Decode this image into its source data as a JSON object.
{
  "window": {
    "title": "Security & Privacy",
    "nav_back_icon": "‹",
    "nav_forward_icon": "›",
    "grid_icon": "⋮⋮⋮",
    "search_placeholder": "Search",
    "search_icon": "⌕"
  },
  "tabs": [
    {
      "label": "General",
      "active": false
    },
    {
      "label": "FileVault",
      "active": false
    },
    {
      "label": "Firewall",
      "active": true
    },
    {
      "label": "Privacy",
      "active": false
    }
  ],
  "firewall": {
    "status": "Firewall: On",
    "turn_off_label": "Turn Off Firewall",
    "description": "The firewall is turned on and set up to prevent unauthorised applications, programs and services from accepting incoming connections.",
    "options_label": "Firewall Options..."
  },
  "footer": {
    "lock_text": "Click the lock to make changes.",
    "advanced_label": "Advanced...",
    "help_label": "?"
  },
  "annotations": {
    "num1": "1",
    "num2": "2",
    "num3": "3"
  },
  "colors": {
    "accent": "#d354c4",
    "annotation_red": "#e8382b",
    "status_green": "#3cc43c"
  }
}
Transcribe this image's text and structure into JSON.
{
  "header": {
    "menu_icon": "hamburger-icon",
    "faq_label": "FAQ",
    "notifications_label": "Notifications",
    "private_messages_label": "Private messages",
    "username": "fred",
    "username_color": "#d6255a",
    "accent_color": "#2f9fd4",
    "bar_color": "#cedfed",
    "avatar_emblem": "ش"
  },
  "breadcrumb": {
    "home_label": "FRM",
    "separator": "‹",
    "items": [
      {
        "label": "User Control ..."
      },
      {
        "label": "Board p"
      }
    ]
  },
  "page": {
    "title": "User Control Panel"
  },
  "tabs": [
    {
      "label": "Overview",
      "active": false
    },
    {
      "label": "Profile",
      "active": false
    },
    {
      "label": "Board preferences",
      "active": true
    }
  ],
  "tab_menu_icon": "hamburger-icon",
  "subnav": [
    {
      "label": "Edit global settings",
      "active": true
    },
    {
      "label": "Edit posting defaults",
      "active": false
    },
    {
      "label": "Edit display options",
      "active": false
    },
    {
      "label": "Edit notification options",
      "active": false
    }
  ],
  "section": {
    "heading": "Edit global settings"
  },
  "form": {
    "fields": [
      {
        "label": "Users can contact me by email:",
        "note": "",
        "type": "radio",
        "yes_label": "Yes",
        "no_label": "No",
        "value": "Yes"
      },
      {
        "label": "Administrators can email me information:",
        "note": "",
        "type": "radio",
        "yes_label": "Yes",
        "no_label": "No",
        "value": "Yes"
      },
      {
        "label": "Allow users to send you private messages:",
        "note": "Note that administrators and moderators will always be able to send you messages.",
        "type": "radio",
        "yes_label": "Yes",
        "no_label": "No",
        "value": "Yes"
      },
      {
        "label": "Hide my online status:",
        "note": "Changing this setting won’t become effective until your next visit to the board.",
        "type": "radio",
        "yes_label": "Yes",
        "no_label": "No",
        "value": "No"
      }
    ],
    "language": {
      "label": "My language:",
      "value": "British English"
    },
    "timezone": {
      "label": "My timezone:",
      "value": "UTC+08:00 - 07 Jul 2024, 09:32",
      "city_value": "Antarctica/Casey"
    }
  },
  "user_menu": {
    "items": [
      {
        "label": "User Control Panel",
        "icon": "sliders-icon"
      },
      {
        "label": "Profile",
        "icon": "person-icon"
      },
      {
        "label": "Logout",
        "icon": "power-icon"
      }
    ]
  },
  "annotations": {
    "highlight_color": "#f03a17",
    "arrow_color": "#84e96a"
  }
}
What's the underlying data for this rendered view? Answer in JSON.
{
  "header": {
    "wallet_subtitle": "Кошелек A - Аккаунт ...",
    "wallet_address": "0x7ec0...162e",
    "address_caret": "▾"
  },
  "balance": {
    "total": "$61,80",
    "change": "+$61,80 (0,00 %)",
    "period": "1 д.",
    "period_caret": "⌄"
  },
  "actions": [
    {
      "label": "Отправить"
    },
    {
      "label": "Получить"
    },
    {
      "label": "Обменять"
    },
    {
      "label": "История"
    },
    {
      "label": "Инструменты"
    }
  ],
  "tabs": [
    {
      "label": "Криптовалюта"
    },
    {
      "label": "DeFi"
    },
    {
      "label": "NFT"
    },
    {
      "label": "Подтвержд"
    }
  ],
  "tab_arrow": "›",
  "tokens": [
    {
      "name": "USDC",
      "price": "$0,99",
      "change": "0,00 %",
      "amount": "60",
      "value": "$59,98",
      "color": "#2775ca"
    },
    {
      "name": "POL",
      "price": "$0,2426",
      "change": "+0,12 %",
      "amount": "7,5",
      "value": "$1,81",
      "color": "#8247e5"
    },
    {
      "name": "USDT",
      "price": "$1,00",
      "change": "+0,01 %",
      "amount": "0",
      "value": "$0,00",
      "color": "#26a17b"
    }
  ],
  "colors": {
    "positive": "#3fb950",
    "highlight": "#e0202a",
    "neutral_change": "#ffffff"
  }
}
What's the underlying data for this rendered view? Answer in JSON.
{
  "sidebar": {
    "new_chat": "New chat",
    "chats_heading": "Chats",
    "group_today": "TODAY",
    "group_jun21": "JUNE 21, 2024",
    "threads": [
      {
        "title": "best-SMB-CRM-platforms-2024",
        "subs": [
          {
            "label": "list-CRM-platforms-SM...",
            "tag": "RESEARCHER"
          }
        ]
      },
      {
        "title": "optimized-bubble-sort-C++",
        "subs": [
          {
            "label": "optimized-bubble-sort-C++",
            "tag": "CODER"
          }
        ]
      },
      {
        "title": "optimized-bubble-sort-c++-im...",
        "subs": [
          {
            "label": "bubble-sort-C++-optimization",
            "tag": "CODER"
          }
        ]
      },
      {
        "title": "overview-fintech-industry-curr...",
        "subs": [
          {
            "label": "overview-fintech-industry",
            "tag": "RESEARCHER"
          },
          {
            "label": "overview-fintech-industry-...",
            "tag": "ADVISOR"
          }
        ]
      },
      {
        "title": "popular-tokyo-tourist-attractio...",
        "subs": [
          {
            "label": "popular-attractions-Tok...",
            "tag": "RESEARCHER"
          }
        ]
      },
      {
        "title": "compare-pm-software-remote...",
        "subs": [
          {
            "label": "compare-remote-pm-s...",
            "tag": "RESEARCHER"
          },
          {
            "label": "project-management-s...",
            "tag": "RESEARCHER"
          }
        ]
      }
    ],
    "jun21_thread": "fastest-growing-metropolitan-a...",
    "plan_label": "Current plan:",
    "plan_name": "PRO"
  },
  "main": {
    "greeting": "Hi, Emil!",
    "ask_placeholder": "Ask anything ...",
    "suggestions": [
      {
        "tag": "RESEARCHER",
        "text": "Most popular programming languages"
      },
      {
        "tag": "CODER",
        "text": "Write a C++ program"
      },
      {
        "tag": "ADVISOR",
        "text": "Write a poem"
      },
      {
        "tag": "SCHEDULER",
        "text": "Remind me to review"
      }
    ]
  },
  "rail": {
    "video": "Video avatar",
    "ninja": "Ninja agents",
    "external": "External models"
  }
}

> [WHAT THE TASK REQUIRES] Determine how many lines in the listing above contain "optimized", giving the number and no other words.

> [PROBLEM SOLUTION] 3